Experts were digesting the G20’s “historic” trillion-dollar bid to pull the world out of recession after Gordon Brown hailed the creation of a “new world order”.
After two days of intense negotiation with his fellow leaders, the Prime Minister claimed victory last night, saying: “This is the day that the world came together to fight back against the global recession, not with words but with a plan for global recovery and reform.
“Today’s decisions, of course, will not immediately solve the crisis, but we have begun the process by which it will solved.”
US president Barack Obama – who flies out of Britain today – was effusive in his praise for Mr Brown’s chairmanship, and branded the outcome “a turning point in our pursuit of global economic recovery”.
There had been fears of tensions with French president Nicolas Sarkozy and German chancellor Angela Merkel.
In the event, both proclaimed themselves satisfied, having secured tough curbs on tax havens and hedge funds.
Mr Sarkozy said “a page has been turned” on the “Anglo Saxon” financial model, while Mrs Merkel said it represented “a very, very good, almost historic compromise”.
But there were no firm commitments to a new fiscal stimulus – which many believed Mr Brown and Mr Obama were hoping for.
The deal prompted a surge of confidence in the City, with the FTSE 100 breaking the 4000 barrier for the first time in six weeks, to close up 169.4 points at 4125.
The key plank of the deal is an injection of £1.1 trillion (€810bn) of additional resources for the International Monetary Fund (IMF) and other international institutions – the biggest increase in their history, according to Mr Brown.
The IMF’s resources will be trebled from $250bn (€186bn) to $750bn (€558bn) dollars, while the special drawing rights made available by the IMF – which can be converted by national governments into currency for a swift injection of liquidity into their economies – will be increased by a further $250bn.
There will a $250bn trade support package through the World Bank, while lending to low-income countries by the multilateral development banks - including the World Bank – will be increased by at least $100bn (€74bn).
The international financial regulatory system will be extended to cover all systemically important institutions – including some hedge funds and other elements of the so-called “shadow” banking system.

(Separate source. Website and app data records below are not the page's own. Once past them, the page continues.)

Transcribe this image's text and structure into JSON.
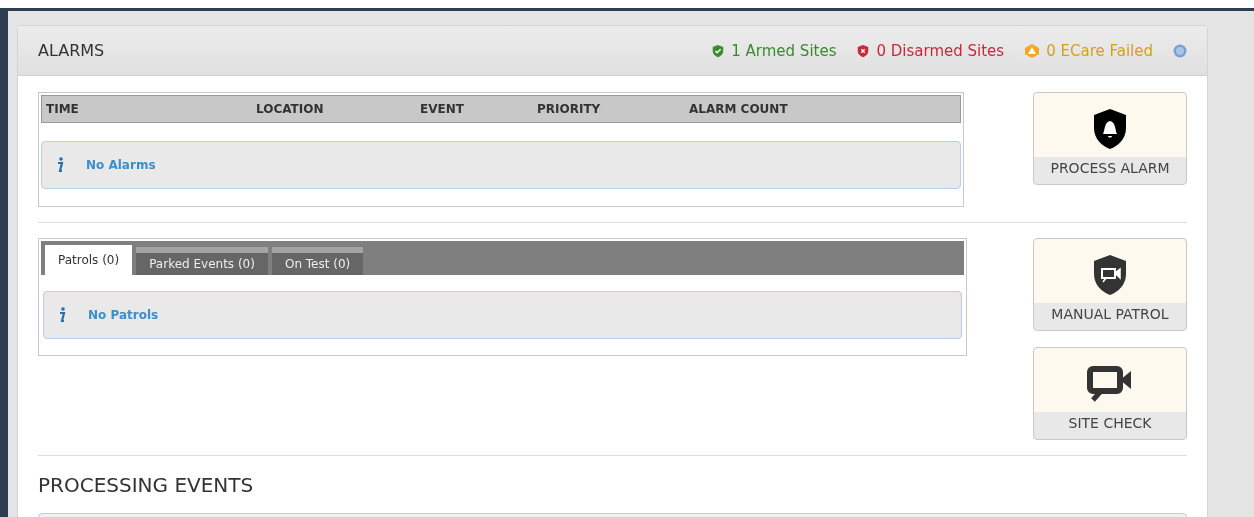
{
  "panel": {
    "title": "ALARMS",
    "status": [
      {
        "kind": "armed",
        "label": "1 Armed Sites",
        "color": "#3a8a2e"
      },
      {
        "kind": "disarmed",
        "label": "0 Disarmed Sites",
        "color": "#c8283a"
      },
      {
        "kind": "failed",
        "label": "0 ECare Failed",
        "color": "#d4a017"
      }
    ]
  },
  "alarms_table": {
    "columns": [
      "TIME",
      "LOCATION",
      "EVENT",
      "PRIORITY",
      "ALARM COUNT"
    ],
    "empty_message": "No Alarms"
  },
  "patrol_tabs": {
    "tabs": [
      {
        "label": "Patrols (0)",
        "selected": true
      },
      {
        "label": "Parked Events (0)",
        "selected": false
      },
      {
        "label": "On Test (0)",
        "selected": false
      }
    ],
    "empty_message": "No Patrols"
  },
  "actions": [
    {
      "kind": "alarm",
      "label": "PROCESS ALARM"
    },
    {
      "kind": "patrol",
      "label": "MANUAL PATROL"
    },
    {
      "kind": "camera",
      "label": "SITE CHECK"
    }
  ],
  "processing": {
    "title": "PROCESSING EVENTS"
  }
}
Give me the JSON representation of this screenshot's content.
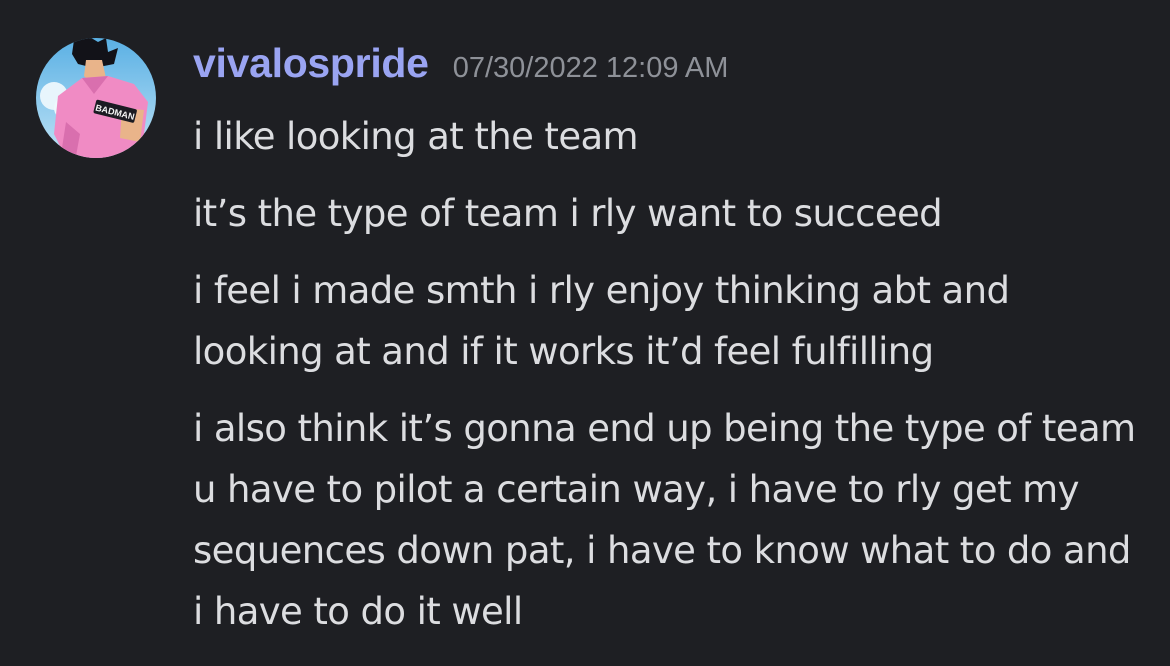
{
  "message": {
    "author": "vivalospride",
    "timestamp": "07/30/2022 12:09 AM",
    "avatar_text": "BADMAN",
    "lines": [
      "i like looking at the team",
      "it’s the type of team i rly want to succeed",
      "i feel i made smth i rly enjoy thinking abt and looking at and if it works it’d feel fulfilling",
      "i also think it’s gonna end up being the type of team u have to pilot a certain way, i have to rly get my sequences down pat, i have to know what to do and i have to do it well"
    ]
  },
  "colors": {
    "background": "#1e1f23",
    "username": "#9aa4f2",
    "timestamp": "#8e9198",
    "text": "#dcdde0"
  }
}
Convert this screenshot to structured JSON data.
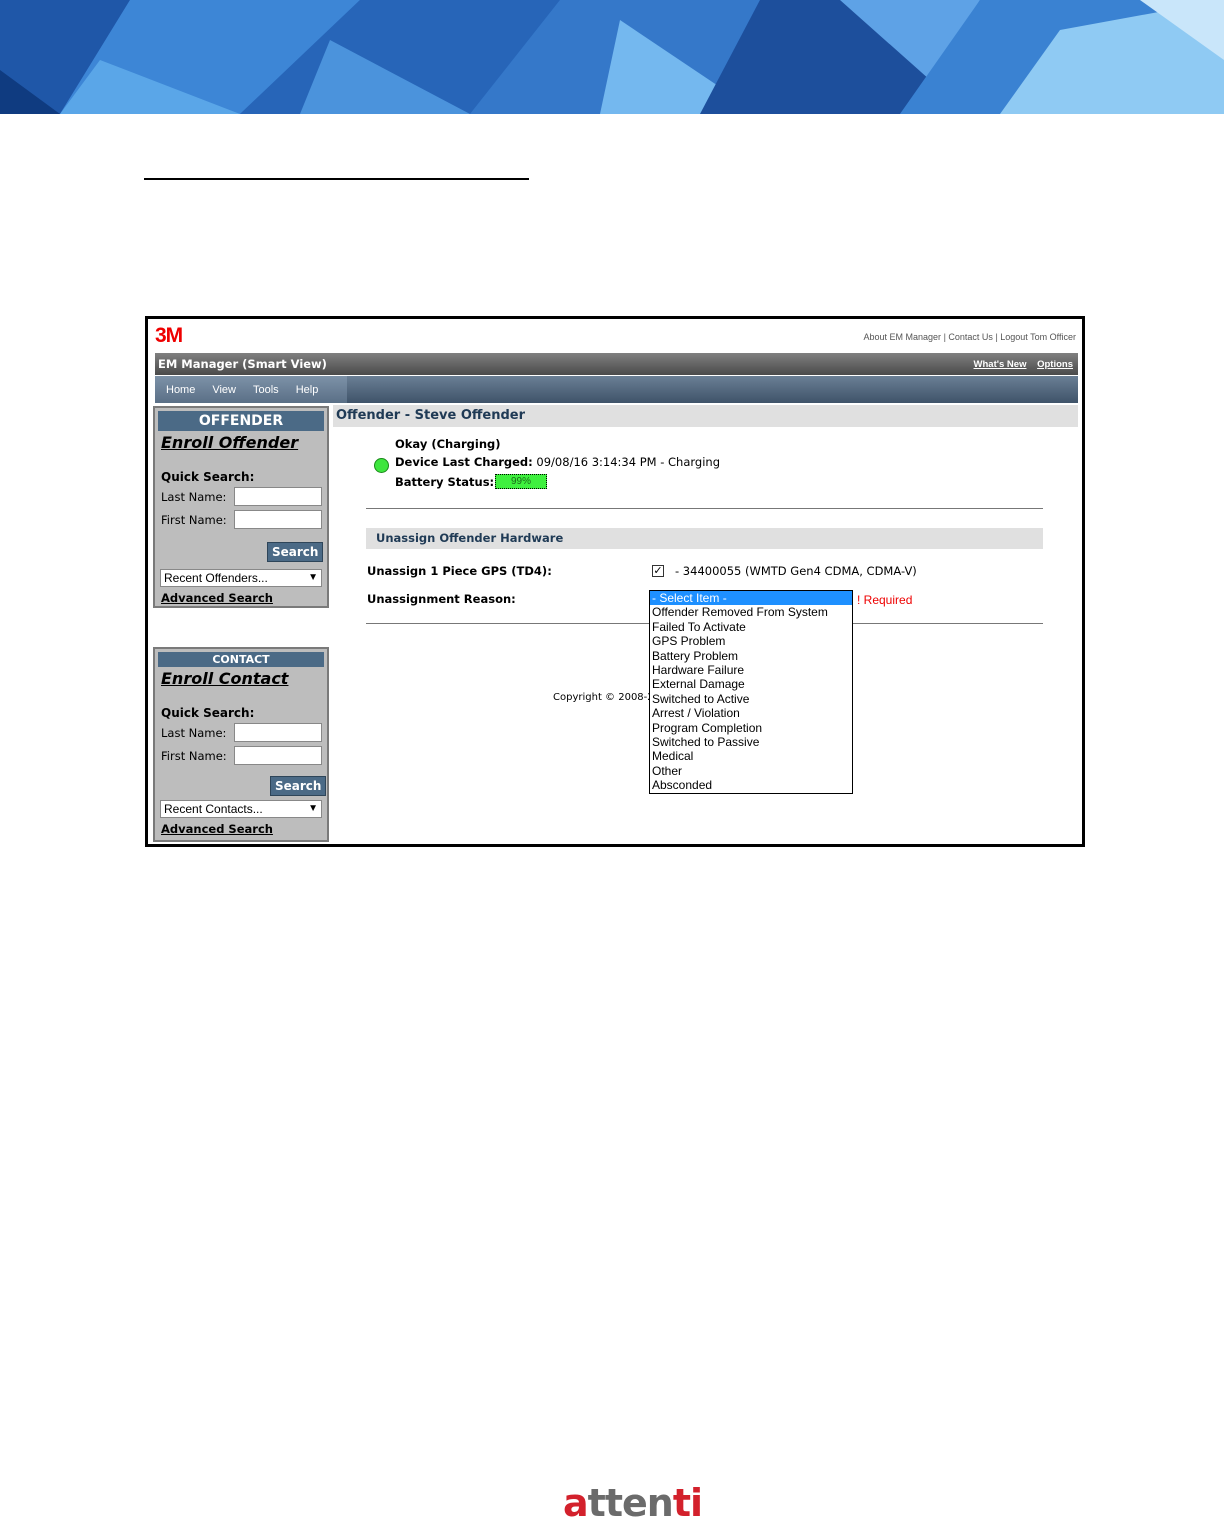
{
  "app": {
    "logo": "3M",
    "top_links": [
      "About EM Manager",
      "Contact Us",
      "Logout Tom Officer"
    ],
    "title": "EM Manager (Smart View)",
    "title_links": [
      "What's New",
      "Options"
    ],
    "menu": [
      "Home",
      "View",
      "Tools",
      "Help"
    ]
  },
  "offender_panel": {
    "header": "OFFENDER",
    "enroll": "Enroll Offender",
    "quick_search": "Quick Search:",
    "last_name_label": "Last Name:",
    "first_name_label": "First Name:",
    "search_button": "Search",
    "recent_select": "Recent Offenders...",
    "advanced_search": "Advanced Search"
  },
  "contact_panel": {
    "header": "CONTACT",
    "enroll": "Enroll Contact",
    "quick_search": "Quick Search:",
    "last_name_label": "Last Name:",
    "first_name_label": "First Name:",
    "search_button": "Search",
    "recent_select": "Recent Contacts...",
    "advanced_search": "Advanced Search"
  },
  "main": {
    "page_title": "Offender - Steve Offender",
    "status": "Okay (Charging)",
    "last_charged_label": "Device Last Charged:",
    "last_charged_value": "09/08/16 3:14:34 PM - Charging",
    "battery_label": "Battery Status:",
    "battery_value": "99%",
    "status_color": "#3ee63e",
    "section_title": "Unassign Offender Hardware",
    "unassign_label": "Unassign 1 Piece GPS (TD4):",
    "unassign_checked": true,
    "device": "- 34400055 (WMTD Gen4 CDMA, CDMA-V)",
    "reason_label": "Unassignment Reason:",
    "required": "! Required",
    "reason_options": [
      "- Select Item -",
      "Offender Removed From System",
      "Failed To Activate",
      "GPS Problem",
      "Battery Problem",
      "Hardware Failure",
      "External Damage",
      "Switched to Active",
      "Arrest / Violation",
      "Program Completion",
      "Switched to Passive",
      "Medical",
      "Other",
      "Absconded"
    ],
    "reason_selected": "- Select Item -",
    "copyright": "Copyright © 2008-2"
  },
  "footer": {
    "brand_a": "a",
    "brand_rest": "tten",
    "brand_end": "ti"
  }
}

A new financial stability board will be established to work with the IMF to spot developing risks in the financial system and provide early warning of emerging problems.
Tax havens which refuse to accept international rules will face sanctions, with the Organisation for Economic Co-operation and Development publishing a list of those that failed to meet the new standards.
On trade, there are commitments not to retreat into protectionism and to reach a conclusion on the currently stalled world trade talks – although crucially there is no timetable.
The leaders also confirmed that there would be a further G20 summit later this year – expected to be in New York in September – to monitor progress on meeting the commitments in the deal.